§ **WHAT IS REQUIRED**
In your copy, leave out the pictures; write out all the data exactly.

--- MATERIAL TO PROCESS Enclosed Below ---

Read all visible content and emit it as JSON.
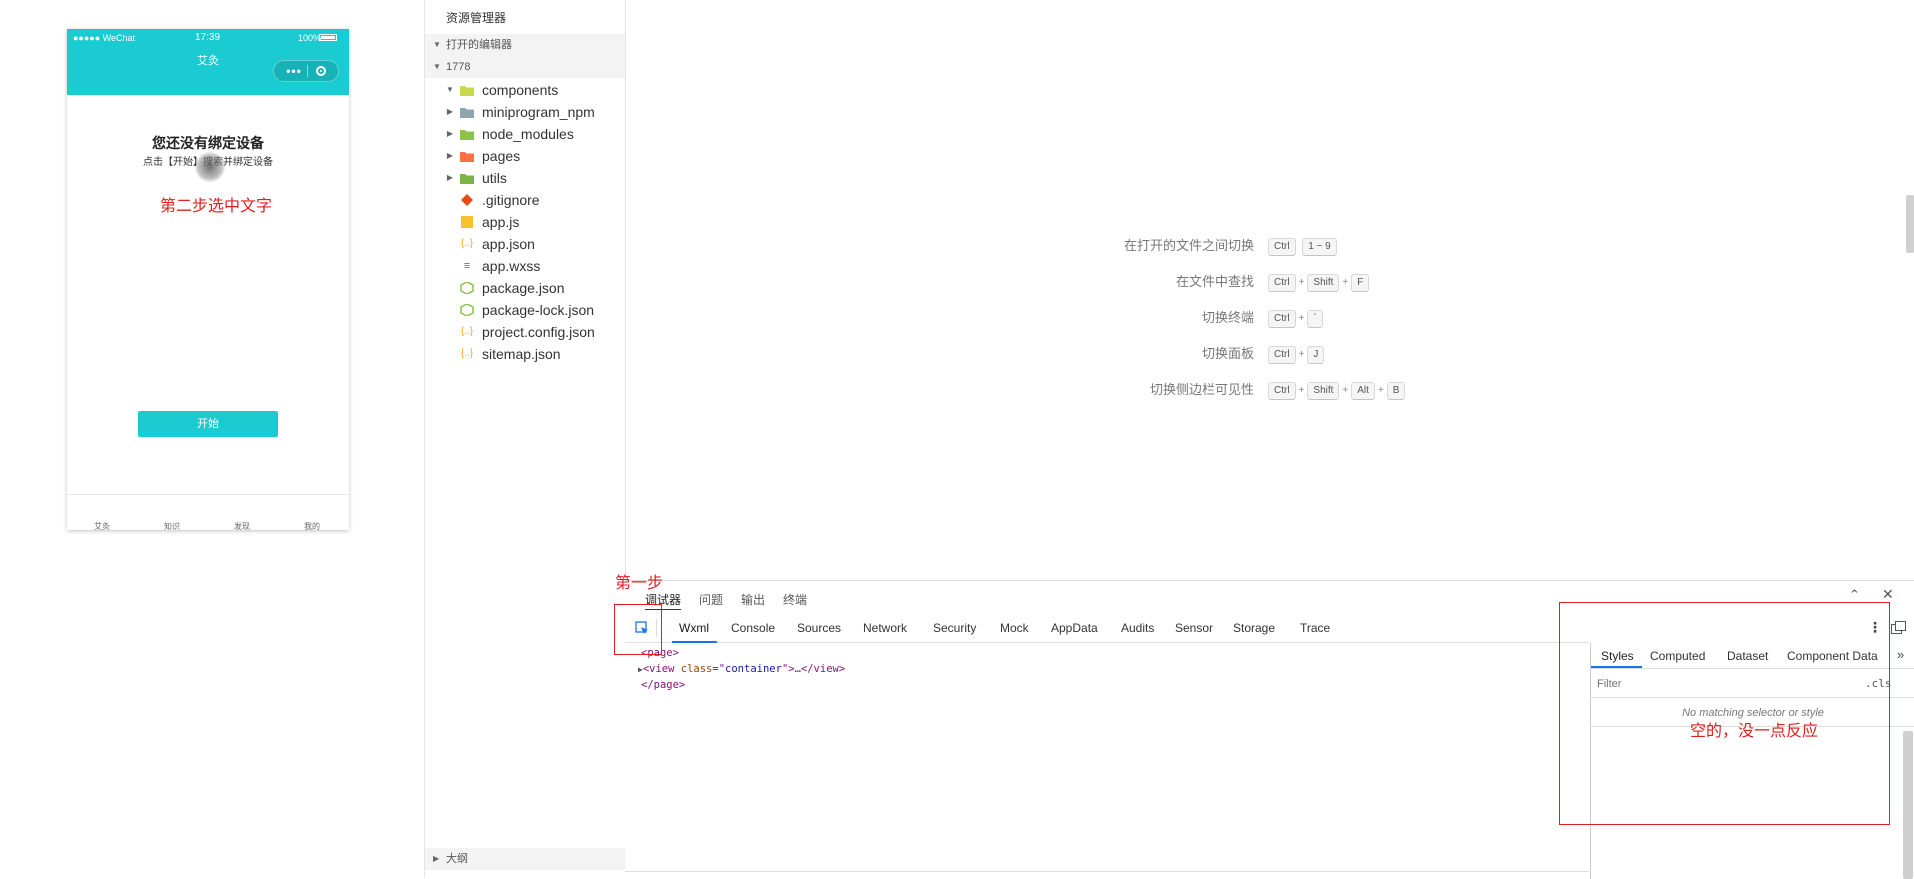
{
  "simulator": {
    "status_left": "●●●●● WeChat",
    "status_time": "17:39",
    "status_battery": "100%",
    "nav_title": "艾灸",
    "capsule_dots": "•••",
    "heading": "您还没有绑定设备",
    "subtext": "点击【开始】搜索并绑定设备",
    "start_button": "开始",
    "tabbar": [
      "艾灸",
      "知识",
      "发现",
      "我的"
    ]
  },
  "explorer": {
    "title": "资源管理器",
    "open_editors": "打开的编辑器",
    "project": "1778",
    "items": [
      {
        "label": "components",
        "type": "folder",
        "icon": "folder-components-icon"
      },
      {
        "label": "miniprogram_npm",
        "type": "folder",
        "icon": "folder-icon"
      },
      {
        "label": "node_modules",
        "type": "folder",
        "icon": "folder-node-icon"
      },
      {
        "label": "pages",
        "type": "folder",
        "icon": "folder-pages-icon"
      },
      {
        "label": "utils",
        "type": "folder",
        "icon": "folder-utils-icon"
      },
      {
        "label": ".gitignore",
        "type": "file",
        "icon": "git-icon"
      },
      {
        "label": "app.js",
        "type": "file",
        "icon": "js-icon"
      },
      {
        "label": "app.json",
        "type": "file",
        "icon": "json-icon"
      },
      {
        "label": "app.wxss",
        "type": "file",
        "icon": "css-icon"
      },
      {
        "label": "package.json",
        "type": "file",
        "icon": "npm-icon"
      },
      {
        "label": "package-lock.json",
        "type": "file",
        "icon": "npm-icon"
      },
      {
        "label": "project.config.json",
        "type": "file",
        "icon": "json-icon"
      },
      {
        "label": "sitemap.json",
        "type": "file",
        "icon": "json-icon"
      }
    ],
    "outline": "大纲"
  },
  "welcome": {
    "shortcuts": [
      {
        "label": "在打开的文件之间切换",
        "keys": [
          "Ctrl",
          "1 ~ 9"
        ],
        "joined": false
      },
      {
        "label": "在文件中查找",
        "keys": [
          "Ctrl",
          "Shift",
          "F"
        ],
        "joined": true
      },
      {
        "label": "切换终端",
        "keys": [
          "Ctrl",
          "`"
        ],
        "joined": true
      },
      {
        "label": "切换面板",
        "keys": [
          "Ctrl",
          "J"
        ],
        "joined": true
      },
      {
        "label": "切换侧边栏可见性",
        "keys": [
          "Ctrl",
          "Shift",
          "Alt",
          "B"
        ],
        "joined": true
      }
    ]
  },
  "panel": {
    "top_tabs": [
      "调试器",
      "问题",
      "输出",
      "终端"
    ],
    "active_top_tab": "调试器",
    "dev_tabs": [
      "Wxml",
      "Console",
      "Sources",
      "Network",
      "Security",
      "Mock",
      "AppData",
      "Audits",
      "Sensor",
      "Storage",
      "Trace"
    ],
    "active_dev_tab": "Wxml",
    "wxml": {
      "line1": "<page>",
      "line2_open": "<view ",
      "line2_attr": "class",
      "line2_eq": "=\"",
      "line2_val": "container",
      "line2_close": "\">…</view>",
      "line3": "</page>"
    },
    "styles": {
      "tabs": [
        "Styles",
        "Computed",
        "Dataset",
        "Component Data"
      ],
      "active_tab": "Styles",
      "filter_placeholder": "Filter",
      "cls_label": ".cls",
      "empty_message": "No matching selector or style"
    }
  },
  "annotations": {
    "step1": "第一步",
    "step2": "第二步选中文字",
    "note": "空的，没一点反应",
    "color": "#e02020"
  },
  "colors": {
    "accent": "#1bcbd2",
    "link": "#1a73e8"
  }
}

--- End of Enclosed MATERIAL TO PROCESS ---

§ **ANSWER FOR THE TASK**
Read all visible content and emit it as JSON.
{
  "simulator": {
    "status_left": "●●●●● WeChat",
    "status_time": "17:39",
    "status_battery": "100%",
    "nav_title": "艾灸",
    "capsule_dots": "•••",
    "heading": "您还没有绑定设备",
    "subtext": "点击【开始】搜索并绑定设备",
    "start_button": "开始",
    "tabbar": [
      "艾灸",
      "知识",
      "发现",
      "我的"
    ]
  },
  "explorer": {
    "title": "资源管理器",
    "open_editors": "打开的编辑器",
    "project": "1778",
    "items": [
      {
        "label": "components",
        "type": "folder",
        "icon": "folder-components-icon"
      },
      {
        "label": "miniprogram_npm",
        "type": "folder",
        "icon": "folder-icon"
      },
      {
        "label": "node_modules",
        "type": "folder",
        "icon": "folder-node-icon"
      },
      {
        "label": "pages",
        "type": "folder",
        "icon": "folder-pages-icon"
      },
      {
        "label": "utils",
        "type": "folder",
        "icon": "folder-utils-icon"
      },
      {
        "label": ".gitignore",
        "type": "file",
        "icon": "git-icon"
      },
      {
        "label": "app.js",
        "type": "file",
        "icon": "js-icon"
      },
      {
        "label": "app.json",
        "type": "file",
        "icon": "json-icon"
      },
      {
        "label": "app.wxss",
        "type": "file",
        "icon": "css-icon"
      },
      {
        "label": "package.json",
        "type": "file",
        "icon": "npm-icon"
      },
      {
        "label": "package-lock.json",
        "type": "file",
        "icon": "npm-icon"
      },
      {
        "label": "project.config.json",
        "type": "file",
        "icon": "json-icon"
      },
      {
        "label": "sitemap.json",
        "type": "file",
        "icon": "json-icon"
      }
    ],
    "outline": "大纲"
  },
  "welcome": {
    "shortcuts": [
      {
        "label": "在打开的文件之间切换",
        "keys": [
          "Ctrl",
          "1 ~ 9"
        ],
        "joined": false
      },
      {
        "label": "在文件中查找",
        "keys": [
          "Ctrl",
          "Shift",
          "F"
        ],
        "joined": true
      },
      {
        "label": "切换终端",
        "keys": [
          "Ctrl",
          "`"
        ],
        "joined": true
      },
      {
        "label": "切换面板",
        "keys": [
          "Ctrl",
          "J"
        ],
        "joined": true
      },
      {
        "label": "切换侧边栏可见性",
        "keys": [
          "Ctrl",
          "Shift",
          "Alt",
          "B"
        ],
        "joined": true
      }
    ]
  },
  "panel": {
    "top_tabs": [
      "调试器",
      "问题",
      "输出",
      "终端"
    ],
    "active_top_tab": "调试器",
    "dev_tabs": [
      "Wxml",
      "Console",
      "Sources",
      "Network",
      "Security",
      "Mock",
      "AppData",
      "Audits",
      "Sensor",
      "Storage",
      "Trace"
    ],
    "active_dev_tab": "Wxml",
    "wxml": {
      "line1": "<page>",
      "line2_open": "<view ",
      "line2_attr": "class",
      "line2_eq": "=\"",
      "line2_val": "container",
      "line2_close": "\">…</view>",
      "line3": "</page>"
    },
    "styles": {
      "tabs": [
        "Styles",
        "Computed",
        "Dataset",
        "Component Data"
      ],
      "active_tab": "Styles",
      "filter_placeholder": "Filter",
      "cls_label": ".cls",
      "empty_message": "No matching selector or style"
    }
  },
  "annotations": {
    "step1": "第一步",
    "step2": "第二步选中文字",
    "note": "空的，没一点反应",
    "color": "#e02020"
  },
  "colors": {
    "accent": "#1bcbd2",
    "link": "#1a73e8"
  }
}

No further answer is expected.